Scallops are the perfect summertime food — light, yet filling, flavorful, but also versatile enough to pair with all sorts of foods. In this case, with salad.
I call for sea scallops here, which are available all summer long. But make sure to confirm that the bivalves in question are “dry” scallops or “day boat” scallops. Both terms guarantee that the scallops were harvested and brought right to market. Too often, scallops are harvested at sea, shucked and tossed into a wet solution containing phosphates, where they sit for days before making it to market.
That solution preserves the scallops, but it also pumps them up with water. This means that you’re paying for that liquid when you buy them by weight, and that they’ll weep liquid and steam in the pan, instead of browning. This makes for a tough scallop, and you want them tender.
For this recipe, I dip the scallops in flour before they’re sauteed to give them a little crunch. If you can find Wondra flour at the supermarket, grab it on sight and keep it in the cupboard for recipes like this. A venerable brand, Wondra was the flour my grandmother Ruth used to thicken gravies. It is a low-protein flour that has been treated (precooked) so it dissolves instantly in water without lumping up. The side benefit of Wondra is that it provides a nice little crunch that you wouldn’t get if you coated your scallops with all-purpose flour.

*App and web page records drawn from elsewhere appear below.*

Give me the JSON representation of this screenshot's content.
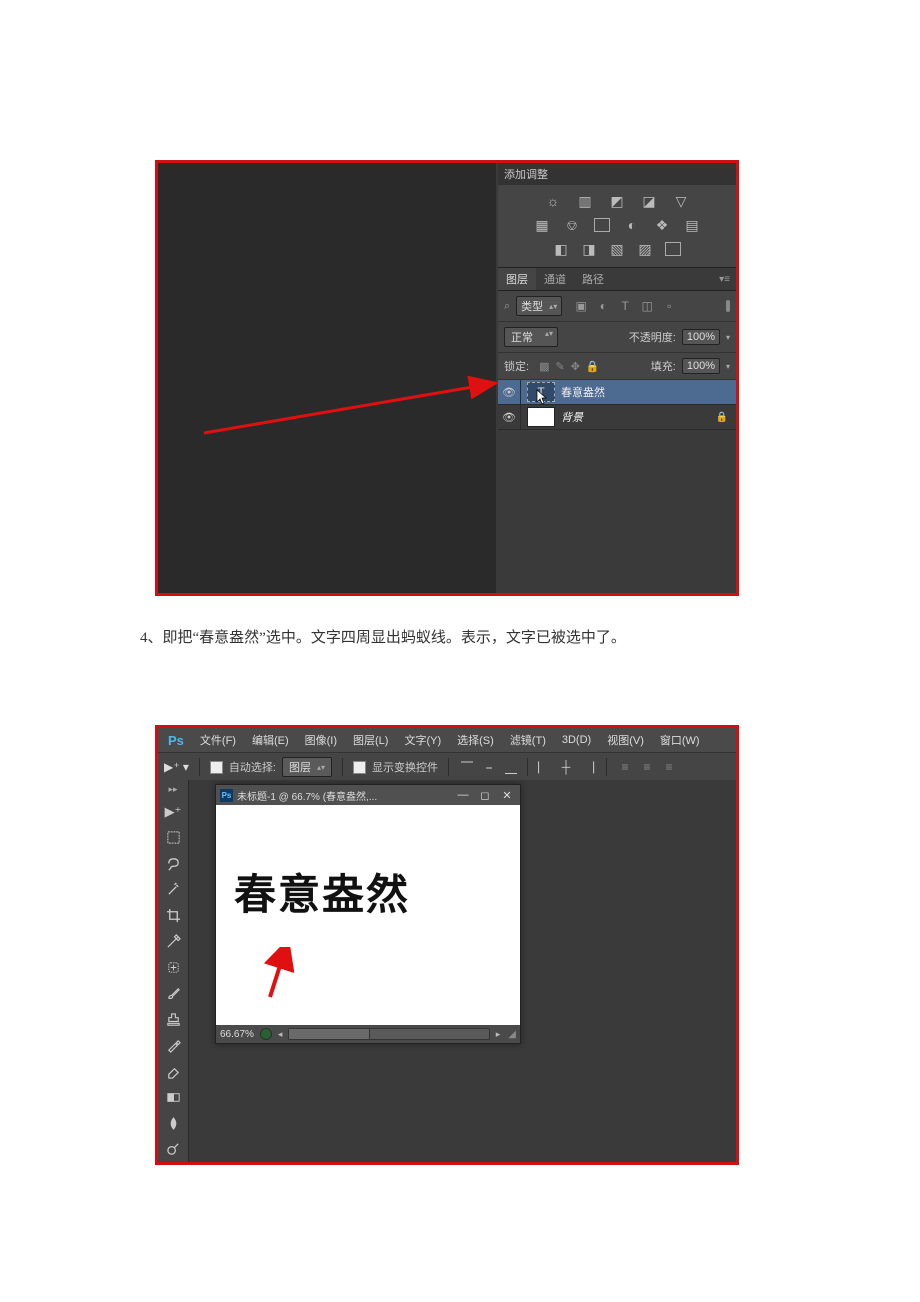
{
  "figure1": {
    "adjustments_header": "添加调整",
    "panel_tabs": {
      "layers": "图层",
      "channels": "通道",
      "paths": "路径"
    },
    "filter": {
      "label": "类型"
    },
    "blend": {
      "mode": "正常",
      "opacity_label": "不透明度:",
      "opacity": "100%"
    },
    "lock": {
      "label": "锁定:",
      "fill_label": "填充:",
      "fill": "100%"
    },
    "layers": [
      {
        "name": "春意盎然",
        "type": "text",
        "selected": true
      },
      {
        "name": "背景",
        "type": "background",
        "locked": true
      }
    ]
  },
  "caption": "4、即把“春意盎然”选中。文字四周显出蚂蚁线。表示，文字已被选中了。",
  "figure2": {
    "menu": {
      "file": "文件(F)",
      "edit": "编辑(E)",
      "image": "图像(I)",
      "layer": "图层(L)",
      "type": "文字(Y)",
      "select": "选择(S)",
      "filter": "滤镜(T)",
      "threeD": "3D(D)",
      "view": "视图(V)",
      "window": "窗口(W)"
    },
    "options": {
      "auto_select": "自动选择:",
      "target": "图层",
      "show_transform": "显示变换控件"
    },
    "doc": {
      "title": "未标题-1 @ 66.7% (春意盎然,...",
      "text": "春意盎然",
      "zoom": "66.67%"
    }
  }
}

This salad sports my version of the carrot-ginger dressing that’s standard at Japanese restaurants, which I’ve always found to be a delicious and refreshing change from oil and vinegar. As advertised, it’s based on raw carrot, then flavored with fresh ginger and toasted sesame oil. My version also features a little hot sauce. I don’t believe that’s in the classic version, but I like it as a way to counterbalance the natural sweetness of the carrot.